Remember when the Yankees couldn’t score on the road and couldn’t put together big comebacks? Ha! Of course, the Yankees then exploded for 11 runs (and somehow no home runs) in the second inning, their highest-scoring frame since putting up a 12-spot on the Orioles in the bottom of the first on July 30, 2011.

The Yankees knocked Rangers starter Martin Perez out of the game before he could record an out in the second inning, which somehow made Capuano not even the worst starting pitcher in this game. It was the first time that both starters pitched one inning or fewer and allowed at least five runs in a Yankee game since April 23, 1932 against the Philadelphia A’s. The starters that day were Gordon Rhodes for the Yankees and Rube Walberg for the A’s.

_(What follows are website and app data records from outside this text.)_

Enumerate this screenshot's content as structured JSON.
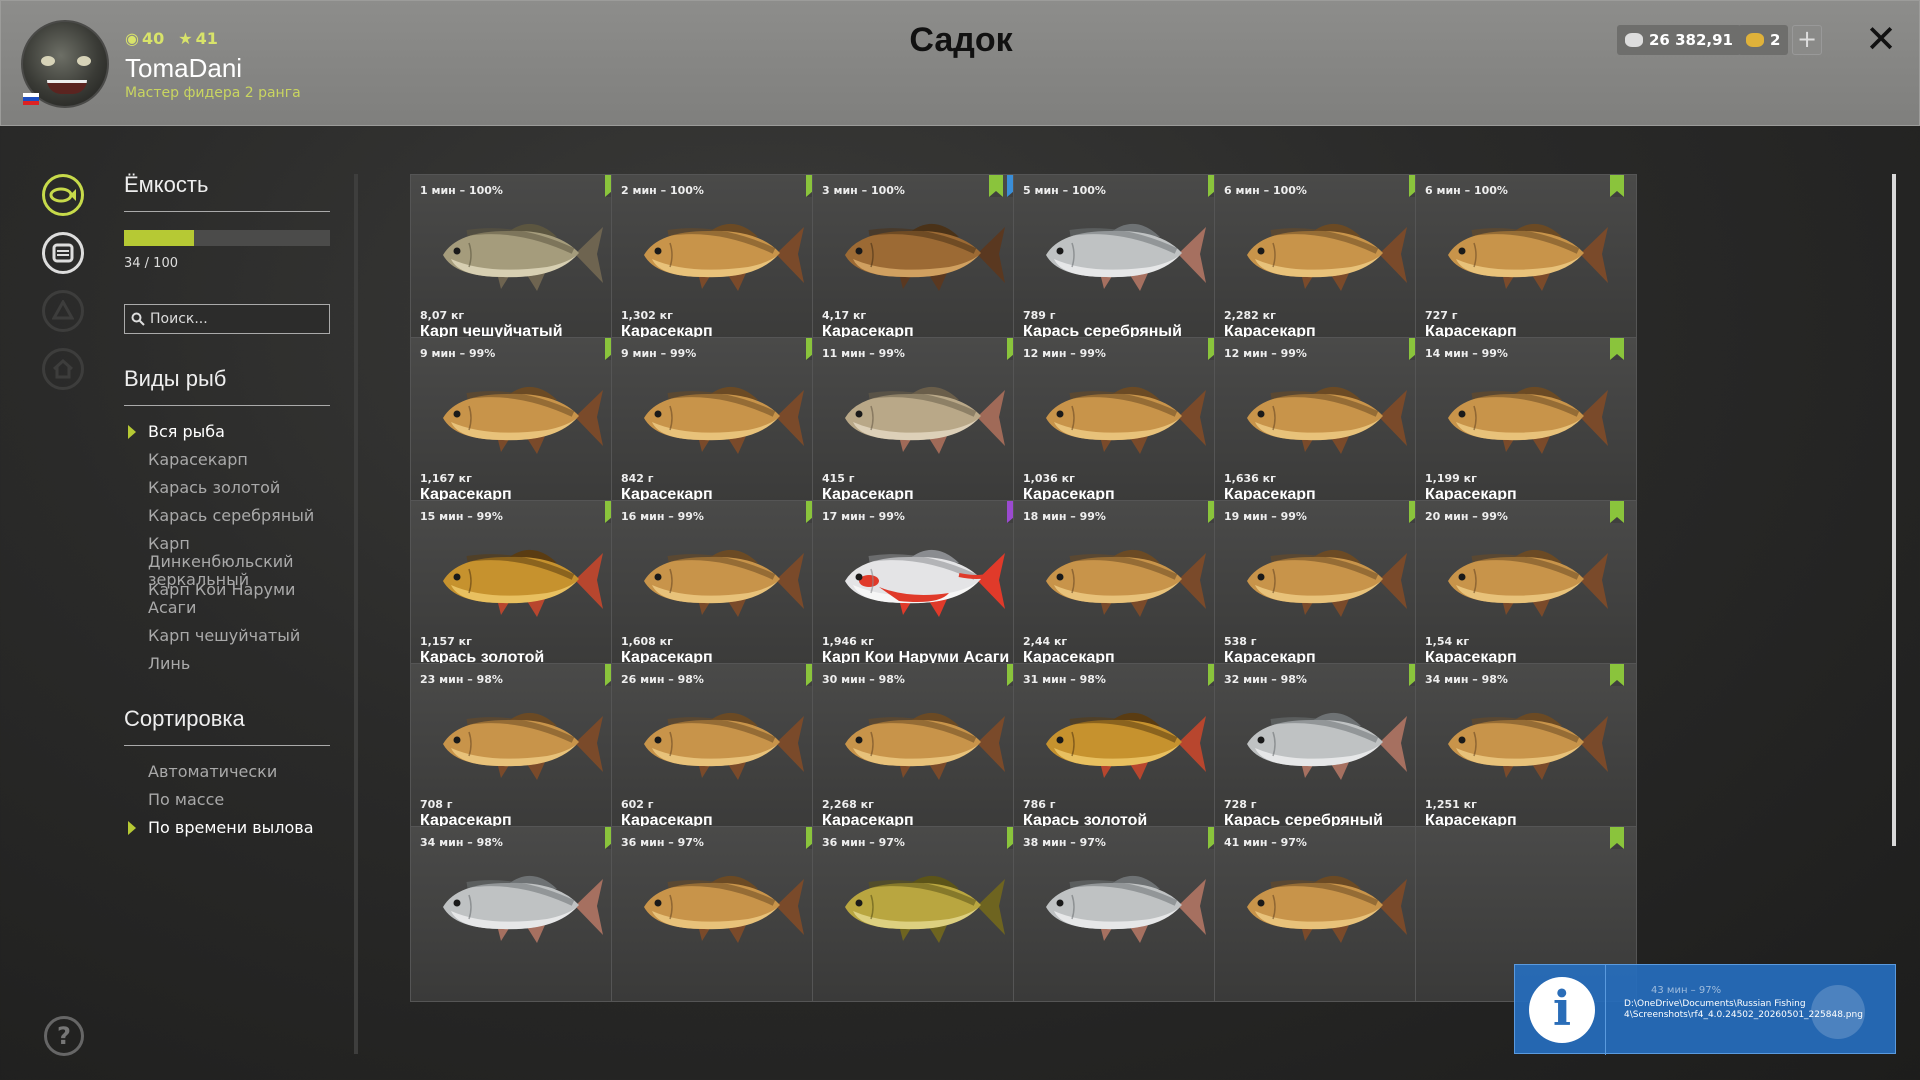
{
  "header": {
    "window_title": "Садок",
    "player": {
      "level": "40",
      "stars": "41",
      "name": "TomaDani",
      "rank": "Мастер фидера 2 ранга"
    },
    "silver": "26 382,91",
    "gold": "2",
    "plus_label": "+",
    "close_label": "✕"
  },
  "sidebar": {
    "capacity_title": "Ёмкость",
    "capacity_used": 34,
    "capacity_max": 100,
    "capacity_text": "34 / 100",
    "search_placeholder": "Поиск...",
    "species_title": "Виды рыб",
    "species": [
      "Вся рыба",
      "Карасекарп",
      "Карась золотой",
      "Карась серебряный",
      "Карп Динкенбюльский зеркальный",
      "Карп Кои Наруми Асаги",
      "Карп чешуйчатый",
      "Линь"
    ],
    "species_selected": 0,
    "sort_title": "Сортировка",
    "sorts": [
      "Автоматически",
      "По массе",
      "По времени вылова"
    ],
    "sort_selected": 2,
    "help_label": "?"
  },
  "nav_icons": [
    "fish-icon",
    "keepnet-icon",
    "tackle-icon",
    "home-icon"
  ],
  "cards": [
    {
      "time": "1 мин – 100%",
      "weight": "8,07 кг",
      "name": "Карп чешуйчатый",
      "fish": "carp",
      "marks": [
        "green"
      ]
    },
    {
      "time": "2 мин – 100%",
      "weight": "1,302 кг",
      "name": "Карасекарп",
      "fish": "hybrid",
      "marks": [
        "green"
      ]
    },
    {
      "time": "3 мин – 100%",
      "weight": "4,17 кг",
      "name": "Карасекарп",
      "fish": "hybrid-dark",
      "marks": [
        "green",
        "blue"
      ]
    },
    {
      "time": "5 мин – 100%",
      "weight": "789 г",
      "name": "Карась серебряный",
      "fish": "silver",
      "marks": [
        "green"
      ]
    },
    {
      "time": "6 мин – 100%",
      "weight": "2,282 кг",
      "name": "Карасекарп",
      "fish": "hybrid",
      "marks": [
        "green"
      ]
    },
    {
      "time": "6 мин – 100%",
      "weight": "727 г",
      "name": "Карасекарп",
      "fish": "hybrid",
      "marks": [
        "green"
      ]
    },
    {
      "time": "9 мин – 99%",
      "weight": "1,167 кг",
      "name": "Карасекарп",
      "fish": "hybrid",
      "marks": [
        "green"
      ]
    },
    {
      "time": "9 мин – 99%",
      "weight": "842 г",
      "name": "Карасекарп",
      "fish": "hybrid",
      "marks": [
        "green"
      ]
    },
    {
      "time": "11 мин – 99%",
      "weight": "415 г",
      "name": "Карасекарп",
      "fish": "hybrid-pale",
      "marks": [
        "green"
      ]
    },
    {
      "time": "12 мин – 99%",
      "weight": "1,036 кг",
      "name": "Карасекарп",
      "fish": "hybrid",
      "marks": [
        "green"
      ]
    },
    {
      "time": "12 мин – 99%",
      "weight": "1,636 кг",
      "name": "Карасекарп",
      "fish": "hybrid",
      "marks": [
        "green"
      ]
    },
    {
      "time": "14 мин – 99%",
      "weight": "1,199 кг",
      "name": "Карасекарп",
      "fish": "hybrid",
      "marks": [
        "green"
      ]
    },
    {
      "time": "15 мин – 99%",
      "weight": "1,157 кг",
      "name": "Карась золотой",
      "fish": "golden",
      "marks": [
        "green"
      ]
    },
    {
      "time": "16 мин – 99%",
      "weight": "1,608 кг",
      "name": "Карасекарп",
      "fish": "hybrid",
      "marks": [
        "green"
      ]
    },
    {
      "time": "17 мин – 99%",
      "weight": "1,946 кг",
      "name": "Карп Кои Наруми Асаги",
      "fish": "koi",
      "marks": [
        "purple"
      ]
    },
    {
      "time": "18 мин – 99%",
      "weight": "2,44 кг",
      "name": "Карасекарп",
      "fish": "hybrid",
      "marks": [
        "green"
      ]
    },
    {
      "time": "19 мин – 99%",
      "weight": "538 г",
      "name": "Карасекарп",
      "fish": "hybrid",
      "marks": [
        "green"
      ]
    },
    {
      "time": "20 мин – 99%",
      "weight": "1,54 кг",
      "name": "Карасекарп",
      "fish": "hybrid",
      "marks": [
        "green"
      ]
    },
    {
      "time": "23 мин – 98%",
      "weight": "708 г",
      "name": "Карасекарп",
      "fish": "hybrid",
      "marks": [
        "green"
      ]
    },
    {
      "time": "26 мин – 98%",
      "weight": "602 г",
      "name": "Карасекарп",
      "fish": "hybrid",
      "marks": [
        "green"
      ]
    },
    {
      "time": "30 мин – 98%",
      "weight": "2,268 кг",
      "name": "Карасекарп",
      "fish": "hybrid",
      "marks": [
        "green"
      ]
    },
    {
      "time": "31 мин – 98%",
      "weight": "786 г",
      "name": "Карась золотой",
      "fish": "golden",
      "marks": [
        "green"
      ]
    },
    {
      "time": "32 мин – 98%",
      "weight": "728 г",
      "name": "Карась серебряный",
      "fish": "silver",
      "marks": [
        "green"
      ]
    },
    {
      "time": "34 мин – 98%",
      "weight": "1,251 кг",
      "name": "Карасекарп",
      "fish": "hybrid",
      "marks": [
        "green"
      ]
    },
    {
      "time": "34 мин – 98%",
      "weight": "",
      "name": "",
      "fish": "silver",
      "marks": [
        "green"
      ]
    },
    {
      "time": "36 мин – 97%",
      "weight": "",
      "name": "",
      "fish": "hybrid",
      "marks": [
        "green"
      ]
    },
    {
      "time": "36 мин – 97%",
      "weight": "",
      "name": "",
      "fish": "tench",
      "marks": [
        "green"
      ]
    },
    {
      "time": "38 мин – 97%",
      "weight": "",
      "name": "",
      "fish": "silver",
      "marks": [
        "green"
      ]
    },
    {
      "time": "41 мин – 97%",
      "weight": "",
      "name": "",
      "fish": "hybrid",
      "marks": []
    },
    {
      "time": "",
      "weight": "",
      "name": "",
      "fish": "",
      "marks": [
        "green"
      ]
    }
  ],
  "notification": {
    "faded": "43 мин – 97%",
    "path": "D:\\OneDrive\\Documents\\Russian Fishing 4\\Screenshots\\rf4_4.0.24502_20260501_225848.png"
  },
  "colors": {
    "accent": "#b6c934",
    "mark_green": "#8ac43c",
    "mark_blue": "#3a8ed8",
    "mark_purple": "#9b4ad0",
    "toast": "#2a6db8"
  },
  "fish_palettes": {
    "hybrid": {
      "body": "#c8944a",
      "belly": "#e8c27a",
      "back": "#6b4a24",
      "fin": "#7a4a2a"
    },
    "hybrid-dark": {
      "body": "#9c6a34",
      "belly": "#d0a060",
      "back": "#4a3218",
      "fin": "#5a3820"
    },
    "hybrid-pale": {
      "body": "#b9a888",
      "belly": "#ddd0b8",
      "back": "#6a5e4a",
      "fin": "#a06a58"
    },
    "carp": {
      "body": "#a59c7c",
      "belly": "#d7cfb2",
      "back": "#5c5640",
      "fin": "#6e6450"
    },
    "silver": {
      "body": "#bfc2c3",
      "belly": "#e6e7e8",
      "back": "#6e7274",
      "fin": "#a67060"
    },
    "golden": {
      "body": "#c6922e",
      "belly": "#e8c060",
      "back": "#5a3c12",
      "fin": "#b8462e"
    },
    "koi": {
      "body": "#e4e4e6",
      "belly": "#f6f6f6",
      "back": "#8a8c90",
      "fin": "#e03a2a"
    },
    "tench": {
      "body": "#b9a640",
      "belly": "#ddd080",
      "back": "#5c5418",
      "fin": "#6e6420"
    }
  }
}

The Rangers then turned to Wandy Rodriguez to stop the bleeding, but the Yankees showed no mercy and tagged him for another seven runs. Like Perez, he got just three outs, making this first time in the last 100 years that two pitchers have lasted an inning or fewer and allowed at least seven runs in the same game against the Yankees. In fact, the only other team to do that since 1914 was the Blue Jays on Sept. 28, 2000 against the Orioles.

Sure, the offensive highlights were fun and all. But the MVP of this game was Diego Moreno, who cleaned up Capuano’s mess in the first inning and tossed 5 1/3 innings without allowing a run or a hit. He’s the first Yankee reliever to pitch at least five hitless innings since Bob Shirley on Sept. 21, 1986 against the Tigers, and the first to do that and get the win since Tom Morgan in 1956 against the Indians.

So, in the end, the Yankees scored 21 runs after being down 5-0, the most unanswered runs they’ve scored in any game since August 12, 1953 against the Senators.

Finally, because many of you have asked, let’s cap it off with this gem from the Elias Sports Bureau: the Yankees are the first team in MLB history to allow the first five (or more) runs of game and then score 21 or more unanswered runs.

Back to reality
The Yankee bats were humbled by the Rangers in the third game of their four-game series, scoring just two runs on eight hits in the 5-2 loss.

Tuesday’s outburst was the 17th time in franchise history they scored 21-or-more runs, but Wednesday was just the second time that they failed to score more than two runs in their next game. It also happened July 25, 1999 when they beat the Indians 2-1, one day after they crushed them 21-1.

If there was anything positive that came out of the game, it was probably the debut of pitcher Caleb Cotham. The former fifth-round pick struck out four and walked none in 1 2/3 scoreless innings. The only other Yankee in the last 100 years to not allow a run or a walk and strike out at least four guys in his first career major-league game was Stan Bahnsen in 1966. Bahnsen would go on to win the Rookie of the Year award in 1968.

Tex hot, CC not
For the first time since the first week of July, the Yankees have an official losing streak. They lost again on Thursday night on a game-ending single by Josh Hamilton in the bottom of the ninth inning, their first walk-off loss against the Rangers since Sept. 11, 2010.

CC Sabathia’s decline is really hard to watch. He turned in yet another poor outing in this game, one that included three homers over five innings pitched. Two of those longballs were by left-handed batters, the first time he allowed multiple homers to lefties in a single game since Aug. 12, 2011.

Mark Teixeira gave the Yankees an early 2-0 lead with his 25th homer of the season in the first inning, the 10th time in his career he’s reached that milestone. The only other switch hitters in MLB history with 10-or-more seasons of at least 25 home runs are Eddie Murray (12), Chipper Jones (10) and Mickey Mantle (10).

Tex wasn’t finished after that blast, though, giving the Yankees a 6-5 lead with another solo homer in the seventh. This was his 40th career multi-homer game, tied with Jones for the second-most all-time among switch-hitters; the only guy with more is Mantle (46).